DRIFT’s monument kinetic installation at The Shed art center in NYC in 2021 was initiated by Pace Gallery and was aimed at the general public beyond art world collectors. Featuring an immersive environment of sound, movement, and film, DRIFT: Fragile Future, as it was titled, invited audiences on a journey to connect with our planet, its natural processes, and each other. The project offered a communal experience to be shared and little for collectors to acquire personally.
I asked Kimberly Jones, Senior Director at Pace, what aspects of DRIFT’s work most align with the gallery’s program. She told me, “Through their artistic practice, DRIFT explores the relationships between nature, technology, and humanity. Like all great art, they address fundamental questions about life and society’s place in the universe.” She added, “Their experiential sculpture, interactive displays, installations, and performances are a perfect fit for Pace, given the gallery’s history of championing innovative, technologically engaged artists.”
How will DRIFT’s work be viewed by history, given its striking resonance with the now? What aspects of the studio’s practice will stand the test of time in the eyes of the future? These were my questions to Nauta as our conversation drew to a close. “DRIFT’S work is completely original,” Nauta responded, “created in ways never seen before while also expressing powerful stories.” This definition of good design captures the current zeitgeist and surely foreshadows where the field is headed. ◆

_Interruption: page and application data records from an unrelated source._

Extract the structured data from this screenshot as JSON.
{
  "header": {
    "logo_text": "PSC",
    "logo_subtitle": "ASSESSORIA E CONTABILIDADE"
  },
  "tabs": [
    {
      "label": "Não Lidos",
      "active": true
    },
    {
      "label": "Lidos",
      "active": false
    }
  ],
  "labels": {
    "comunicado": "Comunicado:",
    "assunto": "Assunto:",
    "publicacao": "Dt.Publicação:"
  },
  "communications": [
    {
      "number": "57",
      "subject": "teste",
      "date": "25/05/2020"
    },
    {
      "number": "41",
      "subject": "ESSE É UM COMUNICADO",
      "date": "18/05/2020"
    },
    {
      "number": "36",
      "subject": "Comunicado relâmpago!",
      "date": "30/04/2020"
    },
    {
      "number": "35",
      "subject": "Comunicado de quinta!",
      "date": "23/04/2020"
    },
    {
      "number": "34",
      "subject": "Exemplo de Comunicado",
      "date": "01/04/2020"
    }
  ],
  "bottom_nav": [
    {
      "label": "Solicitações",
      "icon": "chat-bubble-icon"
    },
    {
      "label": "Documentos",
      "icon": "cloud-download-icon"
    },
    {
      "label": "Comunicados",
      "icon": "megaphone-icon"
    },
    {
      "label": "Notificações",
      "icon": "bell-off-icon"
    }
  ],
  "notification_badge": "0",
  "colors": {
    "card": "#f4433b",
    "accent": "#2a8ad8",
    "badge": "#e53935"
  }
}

You can attend live Materials and Furniture: The Legends webinars by registering here. The program runs through May 10, 2023.